The ambition to control Cuba, in other words, already had a long and complex history by the time of the victory of the Revolution in 1959. The list of U.S. interventions seeking regime change that followed is too long to detail here. The Bay of Pigs, assassination efforts, hundreds of acts of sabotage and terrorism, and, of course, the embargo since 1960. And what did the embargo seek? Well, President Eisenhower said that “if the [Cuban people] are hungry they will throw Castro out,” a view that President Kennedy reiterated when he asserted that the end of the Revolution would come from “rising discomfort among hungry Cubans.” Arguably, a policy with the same goal of maintaining Cuba as a client state as the Breckenridge memo of half a century before.
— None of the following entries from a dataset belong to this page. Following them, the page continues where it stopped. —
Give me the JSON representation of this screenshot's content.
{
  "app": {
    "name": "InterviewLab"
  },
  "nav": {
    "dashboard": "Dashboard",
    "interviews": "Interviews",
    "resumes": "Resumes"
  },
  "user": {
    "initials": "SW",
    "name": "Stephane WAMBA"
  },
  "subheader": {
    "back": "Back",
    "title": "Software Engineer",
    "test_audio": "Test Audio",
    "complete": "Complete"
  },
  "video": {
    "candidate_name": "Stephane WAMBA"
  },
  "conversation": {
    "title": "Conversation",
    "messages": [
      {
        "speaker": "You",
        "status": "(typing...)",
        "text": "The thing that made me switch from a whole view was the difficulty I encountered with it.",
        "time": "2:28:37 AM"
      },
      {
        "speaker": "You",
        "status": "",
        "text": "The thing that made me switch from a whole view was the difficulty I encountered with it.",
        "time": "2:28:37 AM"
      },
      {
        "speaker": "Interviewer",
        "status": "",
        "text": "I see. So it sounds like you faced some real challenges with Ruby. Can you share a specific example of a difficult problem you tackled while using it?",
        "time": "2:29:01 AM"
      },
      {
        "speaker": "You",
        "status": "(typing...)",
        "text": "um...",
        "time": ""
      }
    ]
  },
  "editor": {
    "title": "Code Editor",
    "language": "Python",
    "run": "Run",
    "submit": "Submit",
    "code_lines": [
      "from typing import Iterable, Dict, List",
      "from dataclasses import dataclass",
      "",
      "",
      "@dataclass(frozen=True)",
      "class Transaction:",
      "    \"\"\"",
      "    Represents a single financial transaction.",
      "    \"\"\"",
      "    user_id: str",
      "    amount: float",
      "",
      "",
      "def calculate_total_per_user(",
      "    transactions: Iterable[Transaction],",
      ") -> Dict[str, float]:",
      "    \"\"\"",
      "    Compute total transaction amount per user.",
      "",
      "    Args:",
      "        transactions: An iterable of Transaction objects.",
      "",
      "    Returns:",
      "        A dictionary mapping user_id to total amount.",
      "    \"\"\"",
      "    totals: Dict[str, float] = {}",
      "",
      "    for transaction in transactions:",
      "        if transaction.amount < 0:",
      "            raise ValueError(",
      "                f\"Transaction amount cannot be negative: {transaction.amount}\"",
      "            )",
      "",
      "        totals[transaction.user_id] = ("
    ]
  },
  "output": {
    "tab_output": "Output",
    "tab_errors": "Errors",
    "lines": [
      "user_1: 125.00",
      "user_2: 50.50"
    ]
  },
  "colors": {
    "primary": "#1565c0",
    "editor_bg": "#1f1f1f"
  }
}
The embargo was then codified in the so-called Torricelli and Helms-Burton laws of 1992 and 1996, both supposedly granting the U.S. the right to decide what kind of government the island could have, and laws that were passed well after the Soviet Union had collapsed, the Cold War ended, and Cuba had stopped its revolutionary activities in both Africa and Latin America. In effect, these laws are modern versions of the Platt Amendment, no longer “justified” even by the Cold War fig leaf.
So the history of U.S. policy towards Cuba shows a continuity that is hard to deny. Even those who might disagree with this interpretation should not find it hard to imagine how the Cuban government, and Cubans as a whole, would react with profound skepticism and distrust of the intentions of the most powerful country in the world, as reflected by these kinds of pressures and policies for more than two centuries. Beyond the immediate issues, such as the irrational listing of Cuba in the list of countries that sponsor terrorism, Ms. Jacobson will certainly have a very heavy weight of history to consider in her discussions with her Cuban counterparts. If the President directs her, however, she, on behalf of our country, will have a unique opportunity to break clear from the interventionist thrust of our past interventionist policies, and seek agreements that nurture common interests and respect the obvious differences between the U.S. and the island.
Manuel R. Gomez is a Cuban-American public health professional who resides in Washington, DC.